As products go, Madison Reed truly had a lot going for them. The unboxing of their product is a highly elevated experience compared to parallel products, not to mention the celebrity support from industry leaders they quickly gathered.
The brand has a great tiered purchase experience that allows users to work with a stylist before making their final purchase, hence the “choose my color” CTA. But as is with any good marketing story, we end with a simple “start here” just to avoid any confusion.
Working onsite at Digitas with an awesome team of creatives, I helped design and develop some of eBay’s 30+ page Seller Center.
With a new grid and framework, some specifics had already been established, but there was room for growth. Shown below are some of my recommended designs from early on in the design process. Feel free to view the full Seller Center here.
To view the live version of the Sell Online With eBay page, click here. Below is another fun page from the Seller Center, the Seller Success Stories. Some of the features on the page have been modified or updated since this initial design but the basic idea remains the same. See the live sample here.
eBay provides sellers easy to use labels, we designed a page to show just how to use them. Here’s the design I presented and, if you want to see the live page click here.
One of my favorite parts of the eBay project was working on a series of CTA banners to live on the Seller Center. Granted, these got really scaled back from what these designs look like below, but in an ideal world they might have looked more like these:
With data breaches, Mr. Robot, and Edward Snowden as every-day topics of conversation, it’s no wonder cyber security is such a hot category.

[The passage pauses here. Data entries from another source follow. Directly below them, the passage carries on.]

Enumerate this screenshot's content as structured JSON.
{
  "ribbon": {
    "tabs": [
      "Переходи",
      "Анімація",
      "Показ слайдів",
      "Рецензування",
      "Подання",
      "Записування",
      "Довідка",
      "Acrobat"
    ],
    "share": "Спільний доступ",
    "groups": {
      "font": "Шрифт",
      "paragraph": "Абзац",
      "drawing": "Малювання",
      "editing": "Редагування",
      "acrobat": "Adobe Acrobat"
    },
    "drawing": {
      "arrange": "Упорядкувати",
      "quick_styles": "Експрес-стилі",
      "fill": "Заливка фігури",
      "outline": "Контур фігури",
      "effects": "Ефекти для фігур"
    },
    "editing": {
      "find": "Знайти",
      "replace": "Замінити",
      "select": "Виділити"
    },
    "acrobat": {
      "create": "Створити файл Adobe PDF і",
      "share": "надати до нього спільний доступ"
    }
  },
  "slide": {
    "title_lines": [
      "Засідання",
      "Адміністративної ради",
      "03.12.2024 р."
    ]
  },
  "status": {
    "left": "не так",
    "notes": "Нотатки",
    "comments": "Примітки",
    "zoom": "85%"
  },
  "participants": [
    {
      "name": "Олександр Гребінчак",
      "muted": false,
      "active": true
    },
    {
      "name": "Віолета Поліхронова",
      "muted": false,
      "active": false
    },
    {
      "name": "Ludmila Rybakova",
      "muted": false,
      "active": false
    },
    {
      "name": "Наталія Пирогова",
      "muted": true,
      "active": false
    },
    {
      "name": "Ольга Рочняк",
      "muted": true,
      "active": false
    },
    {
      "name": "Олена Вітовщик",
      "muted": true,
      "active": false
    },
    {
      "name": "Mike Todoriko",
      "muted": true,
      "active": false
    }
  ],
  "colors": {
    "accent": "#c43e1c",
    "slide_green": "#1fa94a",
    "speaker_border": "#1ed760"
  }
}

Doing my part to participate in the fanfare, I developed designs and illustrations for a high level digital security report. Being such sensitive data, I can’t tell you who the client was, but I can share a few ideas with you that landed on the cutting room floor:
The idea was simple and instantly metaphoric in my mind. Words and data were literally the symbols being tampered and corrupted, it made sense for them to be the heroes of the illustrations.
Supplementing the typography with sparing but symbolic iconography, each illustration told a story unto itself.
Ending, of course, with a business message, an illustration of what is ultimately effected by a lack of security.